The baked eggplant took me back to the childhood of my life when they were a nickel apiece and a great feast, purple globular marvels bulging jolly and generous, rich Arab uncles eager to fill our stomachs, so beautiful I wanted to cry.
The thin slices of veal had me fighting tears again as I washed them down with Joe Musso's magnificent wine from the nearby foothills. And the gnocchi prepared in butter and milk finally did it. I covered my eyes over the plate and wept with joy, sopping my tears with a napkin, gurgling as if in my mother's womb, so sweet and peaceful and filling my mouth with life forever. She saw my wet eyes, for there was no hiding them.
The kitchen. La cucina, the true mother country, this warm cave of the good witch deep in the desolate land of loneliness, with pots of sweet potions bubbling over the fire, a cavern of magic herbs, rosemary and thyme and sage and oregano, balm of the lotus that brought sanity to lunatics, peace to the troubled, joy to the joyless, this small twenty-by-twenty world, the altar a kitchen range, the magic circle a checkered tablecloth where the children fed, the old children, lured back to their beginnings, the taste of mother's milk still haunting their memories, fragrance in the nostrils, eyes brightening, the wicked world receding as the old mother witch sheltered her brood from the wolves outside.
Beguiled and voracious Virgil filled his cheeks with gnocchi and eggplant and veal, and flooded them down his gullet with the fabulous grape of Joe Musso, spellbound, captivated, mooning over his great mother, enrapturing her with loving glances, even pausing midst his greed to lift her hand and kiss gratefully. She laughed to see how completely she had woven her spell...
This is from The Rebel Angels, by Robertson Davies. Two characters are at an Italian restaurant that caters to students of the university where the novel is set. One of them orders the meal:
"Let's start with a big go of shrimp. Frozen, undoubtedly, but as it's the best you mean to do for me, let's give ourselves up to third-class luxury. And lots of very hot sauce. To follow that, an omelet frittata with chicken stuffing. Then spaghetti, again; it was quite passable last time, but double the order, and I'm sure they can manage a more piquant sauce. Tell the chef to throw in a few extra peppers; my friend will pay. Then zabaglione, and don't spare the booze in the mixture. We'll top off with lots and lots of cheese; the goatiest and messiest you have, because I like my cheese opinionated. We'll need at least a loaf of that crusty Italian bread, unsalted butter, some green stuff - a really good belch-lifting radish, if you have such a thing - and some garlic butter to rub on this and that, as we need it. Coffee nicely frothed. Now as for drink - God, what a list! Well, no use complaining; let's have a fiasco each of Orvieto and Chianti, and don't chill the Orvieto, because God never intended that and I won't be a party to it. And we'll talk about Strega when things are a little further advanced. And make it quick.
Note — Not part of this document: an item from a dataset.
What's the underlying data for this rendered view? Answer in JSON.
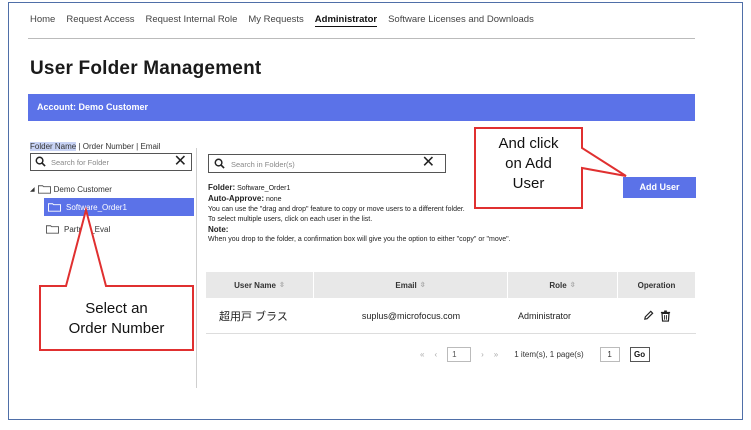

"I've ordered well, don't you think? A good meal should be a performance; the Edwardians understood that. Their meals were a splendid form of theatre, like a play by Pinero, with skilful preparation, expectation, denouement, and satisfactory ending. The well-made play: the well-made meal. Drama one can eat. Then of course Shaw and Galsworthy came along and the theatre and the meals became high-minded: the plays were robbed of their delicious adulteries and the meals became messes of pondweed, and a boiled egg if you were really stuffing yourself."